Saturday, April 13, 2013

Jesus - not one of the resurrected . . . the Resurrection itself! (von Balthasar)

Hans Urs von Balthasar (1905–1988) a Swiss theologian and priest (who almost become a cardinal, but died before the ceremony) was a favourite theologian of both Pope John Paul II and Pope Benedict XVI. He is considered to be one of the most important - and cultured - Christian thinkers of the 20th century. I have lifted this quote from Fr Aidan Kimel’s excellent blog HERE.

I am the resurrection and the life, but not as the world knows them: that decaying cycle of springs and autumns, that millstone of melancholy, that aping of eternal life. All the world’s living and dying, taken together, are one great death, and it is this death that I awaken to life. Once I entered the world, a new and unknown sap began to circulate in the veins and branches of nature. The powers of destiny, the might of the planets, the demons of the blood, the rulers of the air, the spirit of the earth, and whatever other dark things still cover in the secret folds of creation: all of this has now been subdued and is ordered about and must obey the higher law. All the world’s form is to me but matter that I inspirit. My action is not grafted from without to the old life, to the old pleasure-gardens of Pan; being the very life of life, I transform the marrow from within. All that dies becomes the property of my life. All that passes over in autumn runs ashore on my spring. All that turns to mold fertilizes my blossoms. All that denies has already been convicted; all that covets has already been dispossessed; all that stiffens has already been broken.

I am not one of the resurrected; I am the resurrection itself.
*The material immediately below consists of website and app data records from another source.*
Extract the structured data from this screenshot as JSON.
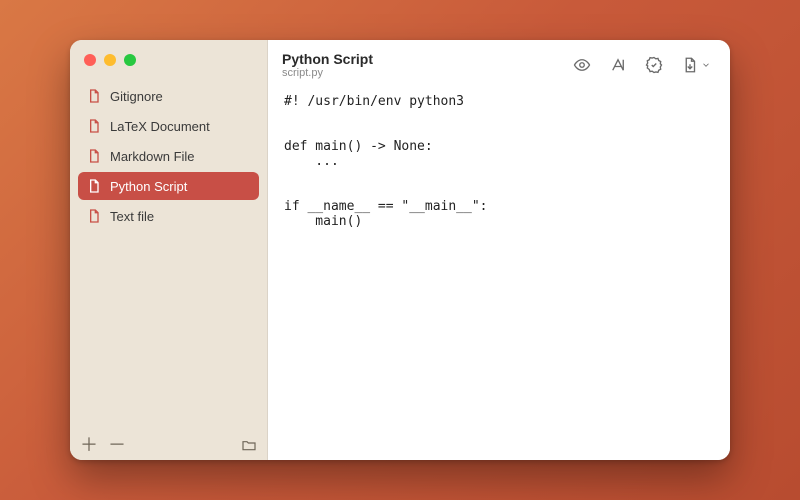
{
  "sidebar": {
    "items": [
      {
        "label": "Gitignore",
        "selected": false
      },
      {
        "label": "LaTeX Document",
        "selected": false
      },
      {
        "label": "Markdown File",
        "selected": false
      },
      {
        "label": "Python Script",
        "selected": true
      },
      {
        "label": "Text file",
        "selected": false
      }
    ]
  },
  "header": {
    "title": "Python Script",
    "subtitle": "script.py"
  },
  "toolbar_icons": {
    "preview": "eye-icon",
    "rename": "text-cursor-icon",
    "verify": "badge-check-icon",
    "export": "document-export-icon"
  },
  "editor": {
    "content": "#! /usr/bin/env python3\n\n\ndef main() -> None:\n    ...\n\n\nif __name__ == \"__main__\":\n    main()"
  },
  "colors": {
    "accent": "#c84f46",
    "sidebar_bg": "#ece4d7"
  }
}
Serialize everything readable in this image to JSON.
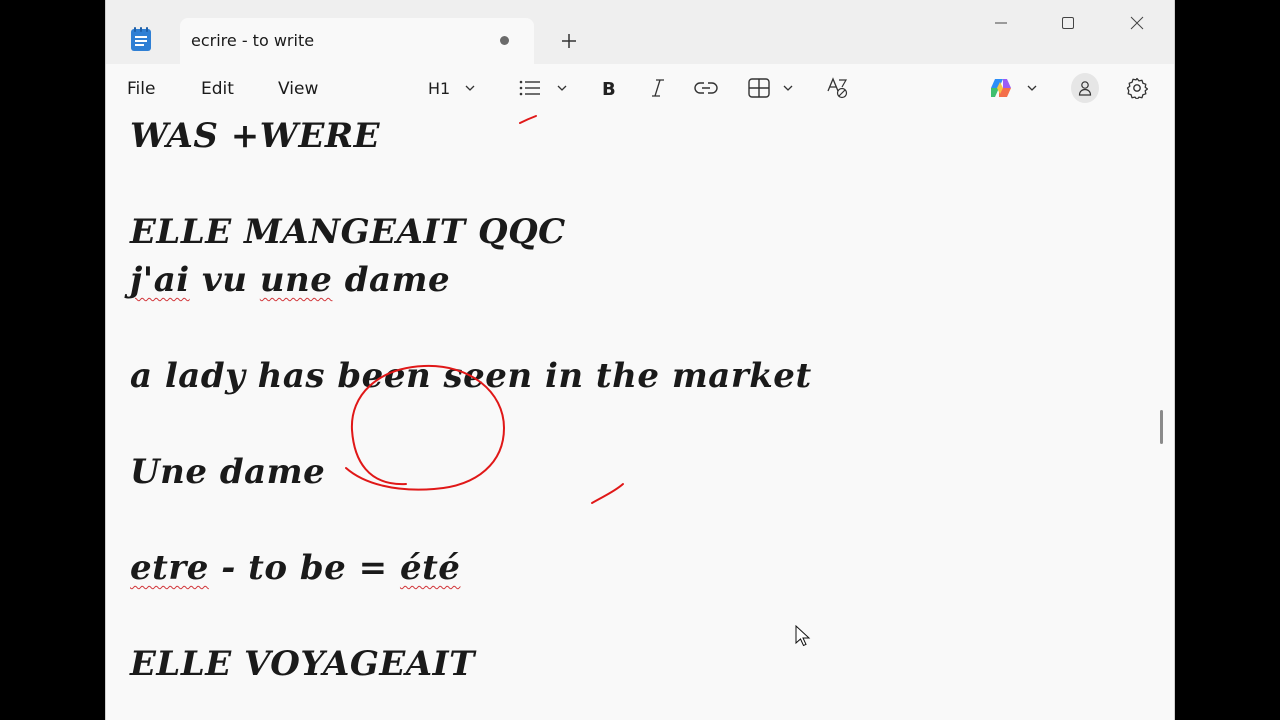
{
  "window": {
    "tab_title": "ecrire - to write"
  },
  "menu": {
    "file": "File",
    "edit": "Edit",
    "view": "View"
  },
  "toolbar": {
    "heading_label": "H1"
  },
  "document": {
    "lines": [
      "WAS +WERE",
      "ELLE MANGEAIT QQC",
      "j'ai vu une dame",
      "a lady has been seen in the market",
      "Une dame",
      "etre - to be = été",
      "ELLE VOYAGEAIT"
    ],
    "line3_parts": [
      "j'ai",
      " vu ",
      "une",
      " dame"
    ],
    "line6_parts": [
      "etre",
      " - to be = ",
      "été"
    ]
  },
  "colors": {
    "ink": "#e01818",
    "spellcheck": "#d13438",
    "window_bg": "#f9f9f9",
    "titlebar_bg": "#efefef"
  }
}
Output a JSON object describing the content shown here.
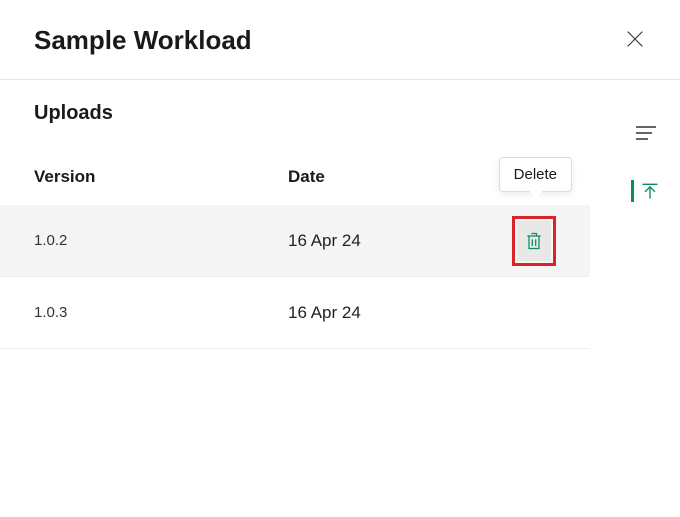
{
  "header": {
    "title": "Sample Workload"
  },
  "section": {
    "title": "Uploads"
  },
  "table": {
    "headers": {
      "version": "Version",
      "date": "Date"
    },
    "rows": [
      {
        "version": "1.0.2",
        "date": "16 Apr 24"
      },
      {
        "version": "1.0.3",
        "date": "16 Apr 24"
      }
    ]
  },
  "tooltip": {
    "delete": "Delete"
  },
  "colors": {
    "accent": "#0a8a67",
    "highlight": "#d9252a"
  }
}
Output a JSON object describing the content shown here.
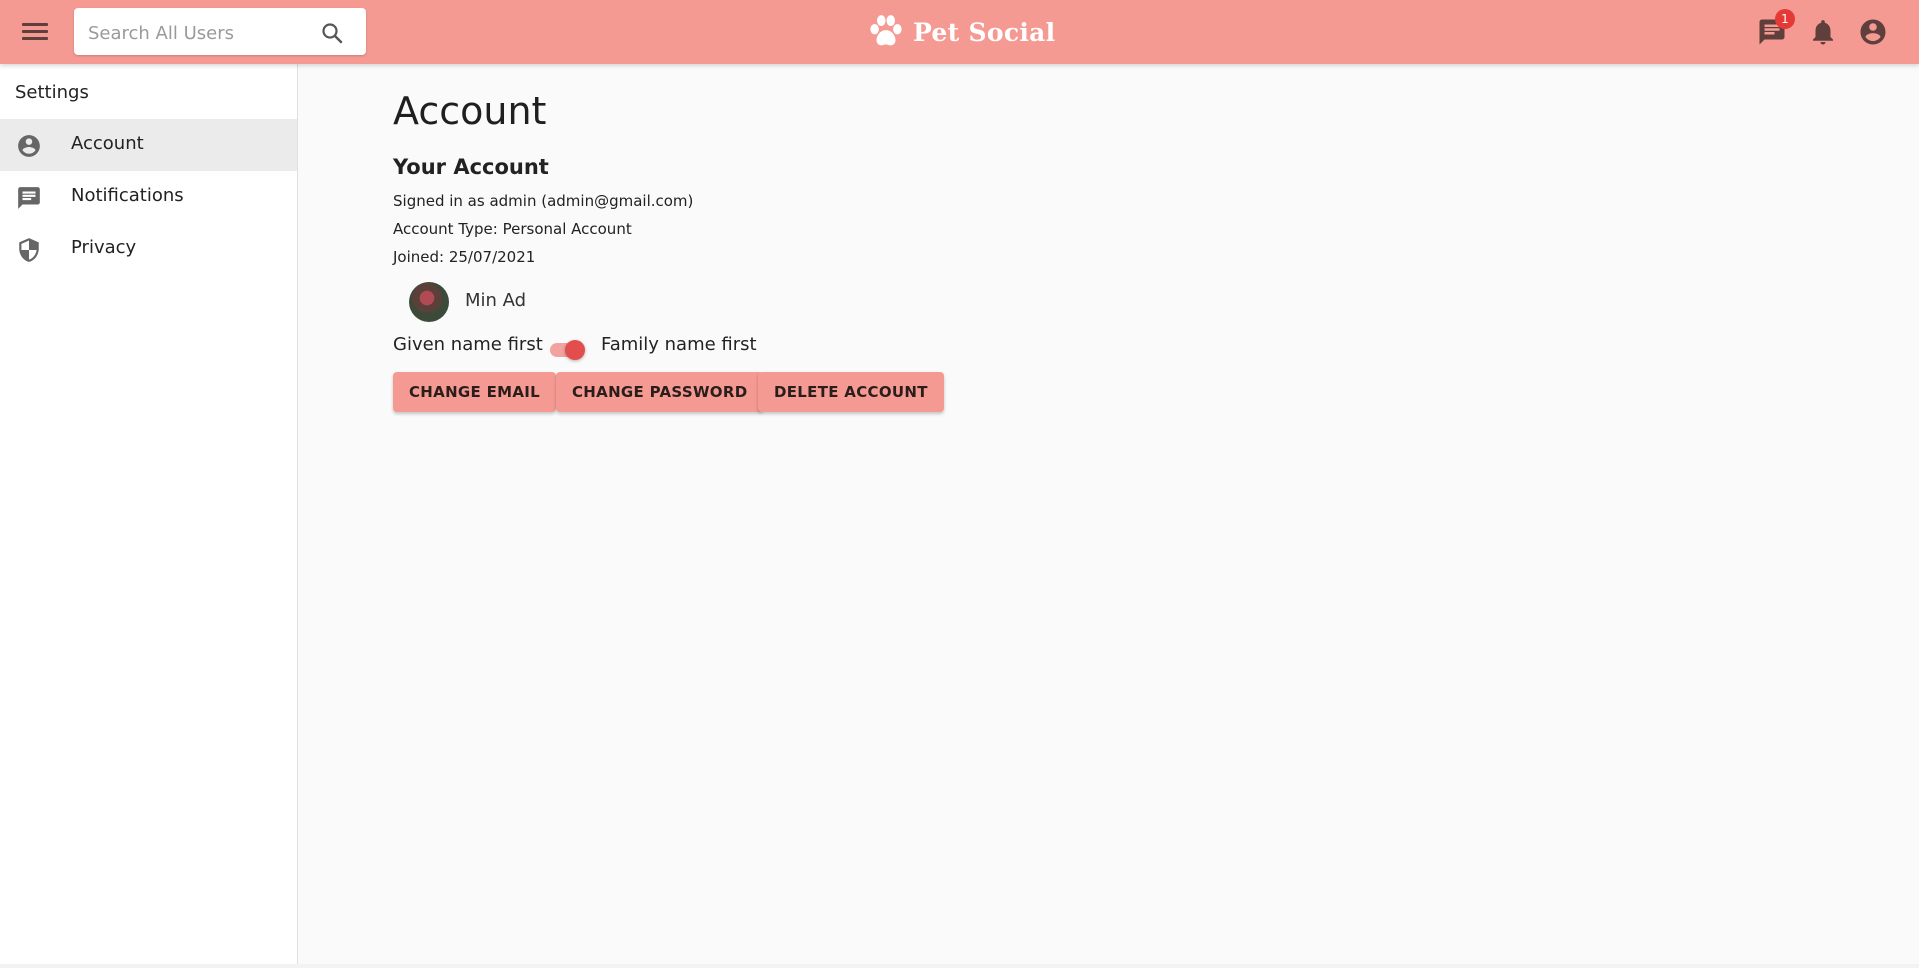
{
  "appbar": {
    "search_placeholder": "Search All Users",
    "brand": "Pet Social",
    "messages_badge": "1",
    "icons": {
      "menu": "menu-icon",
      "search": "search-icon",
      "messages": "chat-icon",
      "notifications": "bell-icon",
      "account": "account-circle-icon"
    },
    "colors": {
      "bar": "#f49a92",
      "badge": "#e53935"
    }
  },
  "sidebar": {
    "title": "Settings",
    "items": [
      {
        "label": "Account",
        "icon": "account-circle-icon",
        "active": true
      },
      {
        "label": "Notifications",
        "icon": "message-icon",
        "active": false
      },
      {
        "label": "Privacy",
        "icon": "shield-icon",
        "active": false
      }
    ]
  },
  "main": {
    "title": "Account",
    "section_title": "Your Account",
    "signed_in": "Signed in as admin (admin@gmail.com)",
    "account_type": "Account Type: Personal Account",
    "joined": "Joined: 25/07/2021",
    "display_name": "Min Ad",
    "name_order": {
      "left_label": "Given name first",
      "right_label": "Family name first",
      "family_name_first": true
    },
    "buttons": {
      "change_email": "CHANGE EMAIL",
      "change_password": "CHANGE PASSWORD",
      "delete_account": "DELETE ACCOUNT"
    }
  }
}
Whoever lives in me, whoever is taken up into me, is taken up in resurrection. I am the transformation. As bread and wine are transformed, so the world is transformed into me. The grain of mustard is tiny, and yet its inner might does not rest until it overshadows all the world’s plants. Neither does my Resurrection rest until the grave of the last soul has burst, and my powers have reached even to the furthest-branch of creation. You see death; you feel the descent to the end. But death is itself a life, perhaps the most living life; it is the darkening depth of my life, and the end is itself the beginning, and the descent is itself the soaring up.

What can still be called death after I have died my death? Does not every dying from now on receive the meaning and seal of my death? Is its significance not that of a stretching out of the arms and a perfect sacrifice into the bosom of my Father? In death the barriers fall away; in death the ever-forbidden lock snaps open; the sluice bursts, the waters pour out freely. All the terrors that hover around death are morning mists that disperse into the blue. Even the slow death of souls when they bitterly shut themselves off from God—when they entrench and wall themselves up, when the world towers up around them like the pit of a grave, and all love becomes as the smell of mould, and hope withers, and a cold defiance rears its head and shows its tongue, a viper up from the depths: have I not suffered my way through all these deaths. And what can their poison do against the deadly antidote of my love? Every horror became for my love a garment in which to conceal itself, a wall through which to walk.

Do not be afraid of death. Death is the liberating flame of the sacrifice, and sacrifice is transformation. But Eucharistic transformation is communion in my eternal life. I am Life. Whoever believes in me, whoever eats and drinks me, has life in himself, eternal life, already here and now, and I will raise him up on the last day.


Post a Comment